Amanda, a certified K-12 school counselor on the Pine Ridge Reservation knows firsthand that providing school supplies to students, such as those provided by PWNA, not only reduces stress for her students’ families but also for teaching staff.
Like this 99-year-old Native American grandmother, many other Elders also need winter fuel assistance. You can help us warm up their winters and keep them safe from winter risk by donating to PWNA’s Winter Warmth Drive today.
The Navajo Nation is working to improve the quality of education by transferring operation of more than 30 schools from U.S. Department of Interior’s Bureau of Indian Education (BIE) control, to management by the Navajo Nation’s Department of Education.
In addition to “disaster” events, PWNA responds to smaller emergencies that are disruptive to local communities. Over the past decade, PWNA responded to more than 55 disasters impacting Native American communities, with our aid benefiting 620,000 people.
Annually, PWNA’s reservation partners request thousands of Thanksgiving meals, and this year, PWNA is providing enough food for just over 38,000 people in the Northern Plains and Southwest.
Throughout American Indian Heritage Month, we invite you to expand your knowledge and appreciation through stories on Native culture, history, heritage and wisdom by visiting www.PWNA4hope.org.
On the International Day of Peace, PWNA partners cite Lakota values and education as a year-round pathway to peace.
Food sovereignty is about the right of a people to determine their own policies relative to food and agriculture–rather than having their food supply subject to market forces. The indigenous people of this country certainly understand…
For American Indian reservations, progress toward economic development, infrastructure and social change often comes in small increments but adds up to big gains over time.
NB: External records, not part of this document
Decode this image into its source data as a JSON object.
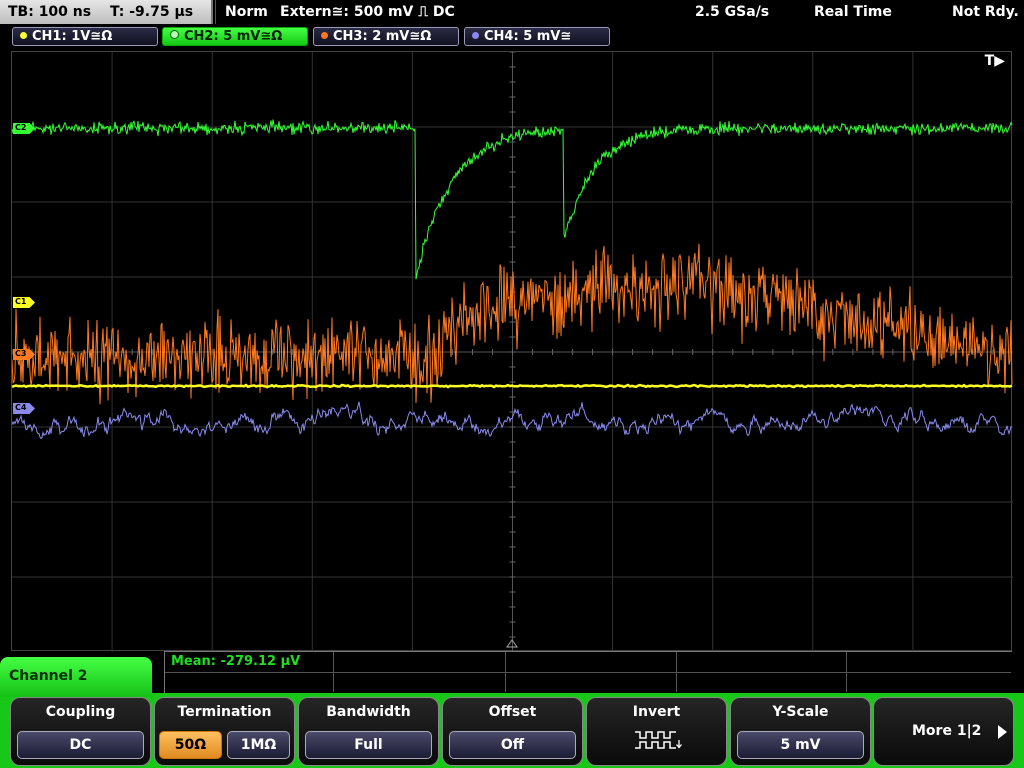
{
  "status": {
    "timebase": "TB: 100 ns",
    "trigger_time": "T: -9.75 µs",
    "mode": "Norm",
    "trigger_source": "Extern≅: 500 mV ⎍ DC",
    "sample_rate": "2.5 GSa/s",
    "acquisition": "Real Time",
    "state": "Not Rdy."
  },
  "channels": [
    {
      "label": "CH1: 1V≅Ω",
      "color": "#ffff33",
      "active": false
    },
    {
      "label": "CH2: 5 mV≅Ω",
      "color": "#33ff33",
      "active": true
    },
    {
      "label": "CH3: 2 mV≅Ω",
      "color": "#ff7722",
      "active": false
    },
    {
      "label": "CH4: 5 mV≅",
      "color": "#8888ee",
      "active": false
    }
  ],
  "markers": {
    "c1": "C1",
    "c2": "C2",
    "c3": "C3",
    "c4": "C4"
  },
  "trigger_label": "T▶",
  "measurement": {
    "mean": "Mean: -279.12 µV"
  },
  "menu": {
    "channel_label": "Channel 2",
    "coupling": {
      "title": "Coupling",
      "value": "DC"
    },
    "termination": {
      "title": "Termination",
      "selected": "50Ω",
      "other": "1MΩ"
    },
    "bandwidth": {
      "title": "Bandwidth",
      "value": "Full"
    },
    "offset": {
      "title": "Offset",
      "value": "Off"
    },
    "invert": {
      "title": "Invert",
      "icon": "invert-waveform-icon"
    },
    "yscale": {
      "title": "Y-Scale",
      "value": "5 mV"
    },
    "more": "More 1|2"
  }
}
Here are 5 points of progress we’ve seen in recent years for the tribes in our service area…
Besides the Navajo Code Talkers, do you know about the veterans from other tribes that served as code talkers?